First delete the output from the manual steps above.
(Be sure to navigate into the
zika-tutorial/ directory first.)
rm -rf results/ auspice/
If you’ve installed augur / auspice, simply run
or, if you’re using the Nextstrain CLI tool, run:
nextstrain build .
which will run the automated pathogen build. This runs all of the manual steps above up through the auspice export. View the results the same way you did before to confirm it produced the same Zika build you made manually.
Note that automated builds will only re-run steps when the data changes.
This means builds will pick up where they left off if they are restarted after being interrupted.
If you want to force a re-run of the whole build, first remove any previous output with
snakemake clean or
nextstrain build . clean.
This work is made possible by the open sharing of genetic data by research groups from all over the world. We gratefully acknowledge their contributions.
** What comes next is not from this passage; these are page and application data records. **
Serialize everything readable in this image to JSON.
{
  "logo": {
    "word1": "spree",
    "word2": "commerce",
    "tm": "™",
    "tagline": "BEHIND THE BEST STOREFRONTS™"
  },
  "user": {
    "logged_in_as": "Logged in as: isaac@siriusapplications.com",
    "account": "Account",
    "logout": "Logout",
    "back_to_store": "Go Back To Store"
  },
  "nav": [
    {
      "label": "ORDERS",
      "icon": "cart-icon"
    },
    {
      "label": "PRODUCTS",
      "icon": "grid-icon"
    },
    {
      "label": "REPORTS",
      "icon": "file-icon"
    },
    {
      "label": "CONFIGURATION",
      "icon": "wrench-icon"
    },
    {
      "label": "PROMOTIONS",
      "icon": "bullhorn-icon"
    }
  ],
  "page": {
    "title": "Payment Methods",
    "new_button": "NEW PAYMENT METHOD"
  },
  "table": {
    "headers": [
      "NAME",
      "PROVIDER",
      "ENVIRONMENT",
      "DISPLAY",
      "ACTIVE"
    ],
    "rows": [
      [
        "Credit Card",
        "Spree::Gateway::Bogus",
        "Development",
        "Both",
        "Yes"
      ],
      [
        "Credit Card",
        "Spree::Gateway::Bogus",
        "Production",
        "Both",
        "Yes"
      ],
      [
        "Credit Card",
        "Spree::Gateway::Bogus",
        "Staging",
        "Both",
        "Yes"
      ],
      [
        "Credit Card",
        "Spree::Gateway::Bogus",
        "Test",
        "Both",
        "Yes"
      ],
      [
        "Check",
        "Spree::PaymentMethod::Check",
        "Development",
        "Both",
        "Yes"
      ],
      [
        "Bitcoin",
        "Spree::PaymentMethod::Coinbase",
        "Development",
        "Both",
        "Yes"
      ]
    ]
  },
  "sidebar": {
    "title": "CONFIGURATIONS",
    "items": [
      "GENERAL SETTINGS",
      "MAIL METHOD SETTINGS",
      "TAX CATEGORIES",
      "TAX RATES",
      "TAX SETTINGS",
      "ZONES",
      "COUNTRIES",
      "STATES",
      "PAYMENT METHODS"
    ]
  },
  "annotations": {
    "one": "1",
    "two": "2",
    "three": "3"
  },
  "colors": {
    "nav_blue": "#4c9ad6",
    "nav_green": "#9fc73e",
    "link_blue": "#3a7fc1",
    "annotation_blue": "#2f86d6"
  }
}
Special thanks to Kristian Andersen, Allison Black, David Blazes, Peter Bogner, Matt Cotten, Ana Crisan, Gytis Dudas, Vivien Dugan, Karl Erlandson, Nuno Faria, Jennifer Gardy, Becky Garten, Dylan George, Ian Goodfellow, Nathan Grubaugh, Betz Halloran, Christian Happi, Jeff Joy, Paul Kellam, Philippe Lemey, Nick Loman, Sebastian Maurer-Stroh, Louise Moncla, Oliver Pybus, Andrew Rambaut, Colin Russell, Pardis Sabeti, Katherine Siddle, Kristof Theys, Dave Wentworth, Shirlee Wohl and Nathan Yozwiak for comments, suggestions and data sharing.
© 2015-2019 Trevor Bedford and Richard Neher